Polyvagal Theory Basics: Considerations for Reflective Practice

Distance Training Glossary | Print Version | Email This Page To A Friend

Training Details

Event Dates and Timeframe
8:00 am - 11:00 am AKDT (with an OPTIONAL informal lunch discussion facilitated by WA-AIMH following from 11am - noon AKDT)
Tuesday, May 25, 2021
Location and Delivery Method
Delivery Method
Video Conferencing
Software
Zoom
Cost Range
$75.00 to $100.00
Training costs $75 and CEUs are available for an additional $25

Host And Instructor

Host
Washington Association of Infant Mental Health
Instructor
Jacqui Van Horn, MPH, IMH-E®

Training Overview Description

Author and mental health therapist, Deb Dana refers to Polyvagal Theory as “the science of safety” (Dana, D., 2018). In order to engage in reflective practice, we need to feel safe enough to be socially engaged and connected to others. When we understand what helps us feel safe, and also be aware of when something might be interfering with our sense of safety, we are better able to make sense of why we do what we do, as well as why others might do what they do.

As professionals who support parents with infants and young children, our ability to engage in reflective practice will be enhanced through a basic understanding of key aspects of the Polyvagal Theory (Porges, S.W., 1995).

Who should attend this training?

Home visitors, early intervention professionals, mental health therapists, as well as reflective supervisors and consultants can practice more effectively with this information.
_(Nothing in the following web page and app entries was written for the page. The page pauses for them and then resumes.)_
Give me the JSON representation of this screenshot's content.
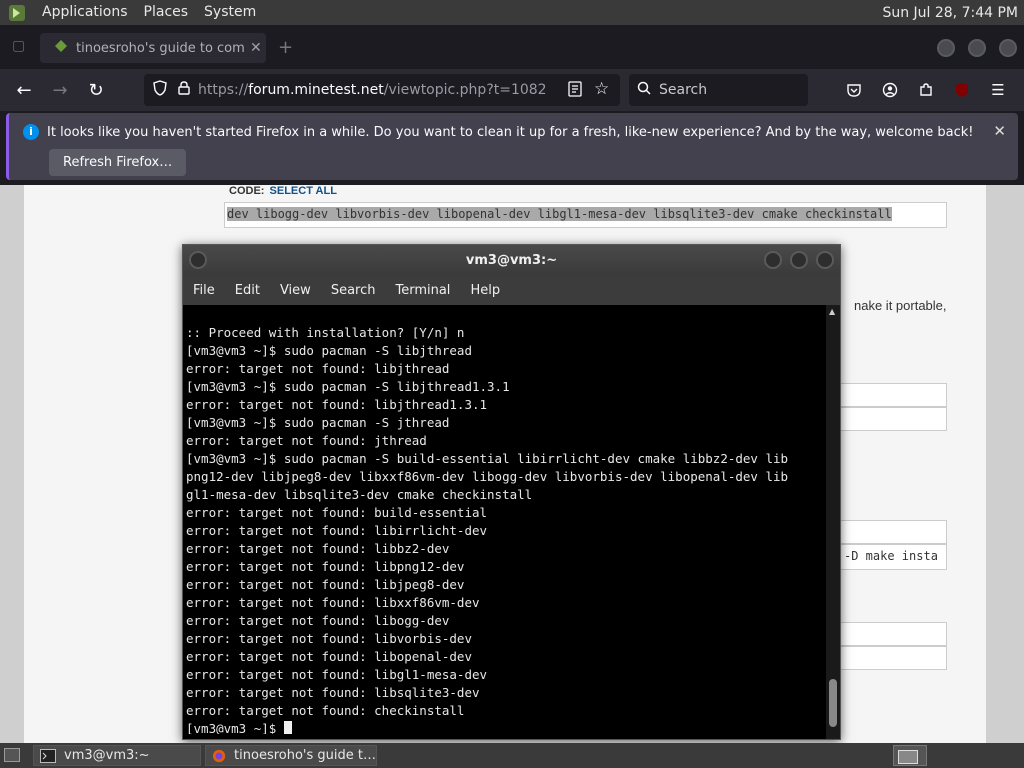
{
  "top_panel": {
    "applications": "Applications",
    "places": "Places",
    "system": "System",
    "clock": "Sun Jul 28,  7:44 PM"
  },
  "browser": {
    "tab_title": "tinoesroho's guide to comp",
    "url_domain": "forum.minetest.net",
    "url_prefix": "https://",
    "url_path": "/viewtopic.php?t=1082",
    "search_placeholder": "Search",
    "notification": {
      "message": "It looks like you haven't started Firefox in a while. Do you want to clean it up for a fresh, like-new experience? And by the way, welcome back!",
      "refresh_button": "Refresh Firefox…"
    },
    "page": {
      "code_label": "CODE:",
      "select_all": "SELECT ALL",
      "code_line": "dev libogg-dev libvorbis-dev libopenal-dev libgl1-mesa-dev libsqlite3-dev cmake checkinstall",
      "portable_text": "nake it portable,",
      "make_install_text": "-D make insta"
    }
  },
  "terminal": {
    "title": "vm3@vm3:~",
    "menu": [
      "File",
      "Edit",
      "View",
      "Search",
      "Terminal",
      "Help"
    ],
    "lines": [
      ":: Proceed with installation? [Y/n] n",
      "[vm3@vm3 ~]$ sudo pacman -S libjthread",
      "error: target not found: libjthread",
      "[vm3@vm3 ~]$ sudo pacman -S libjthread1.3.1",
      "error: target not found: libjthread1.3.1",
      "[vm3@vm3 ~]$ sudo pacman -S jthread",
      "error: target not found: jthread",
      "[vm3@vm3 ~]$ sudo pacman -S build-essential libirrlicht-dev cmake libbz2-dev lib",
      "png12-dev libjpeg8-dev libxxf86vm-dev libogg-dev libvorbis-dev libopenal-dev lib",
      "gl1-mesa-dev libsqlite3-dev cmake checkinstall",
      "error: target not found: build-essential",
      "error: target not found: libirrlicht-dev",
      "error: target not found: libbz2-dev",
      "error: target not found: libpng12-dev",
      "error: target not found: libjpeg8-dev",
      "error: target not found: libxxf86vm-dev",
      "error: target not found: libogg-dev",
      "error: target not found: libvorbis-dev",
      "error: target not found: libopenal-dev",
      "error: target not found: libgl1-mesa-dev",
      "error: target not found: libsqlite3-dev",
      "error: target not found: checkinstall"
    ],
    "prompt": "[vm3@vm3 ~]$ "
  },
  "taskbar": {
    "terminal_task": "vm3@vm3:~",
    "firefox_task": "tinoesroho's guide t…"
  }
}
If you are hoping to learn in-depth neuroanatomy related to the Polyvagal Theory this is NOT the webinar for you!

What can you expect?

This 3-hour live, interactive webinar will:

  • Explain some of the basic concepts included in the polyvagal theory; and
  • Highlight how these concepts apply to reflective practice in the infant and early childhood-family support fields; and
  • Provide opportunities to practice simple, practical strategies that can help us become more aware of our autonomic state; and move from states of mobilization or immobilization to a ventral vagal/socially engaged and connected state.

About your instructor

Jacqui Van Horn, MPH, IMH-E® provides reflective consultation and specialized IMH training to practitioners who work with infants, young children, and their families in a wide variety of work settings. She has worked for 40 years providing infant-family services, as well as training and consultation to families, practitioners, programs and systems in New Mexico, throughout the US, and internationally.

Competencies & Endorsement

This training will cover certain competencies required for Endorsement®. AK-AIMH administers the Endorsement® to recognize the attainment of professional competencies in working with children 0-3. For more information about Competencies® & Endorsement for Culturally Sensitive, Relationship-Focused Practice Promoting Infant Mental Health®, please visit AK-AIMH's website.

Event-specific Details

The Alaska Association of Infant & Early Childhood Mental Health (AK-AIMH) has listed this training for the benefit of Alaska's professionals as part of our initiative Project Compass: Leading the Way to Infant & Early Childhood Mental Health Workforce Development. Project Compass is funded by AK-AIMH members and donors, the Alaska Children's Trust, and the Alaska Mental Health Trust Authority.

Registration Information

Visit the Washington Association for Infant Mental Health's registration form to register for this training opportunity.
Please email any questions to training@wa-aimh.org.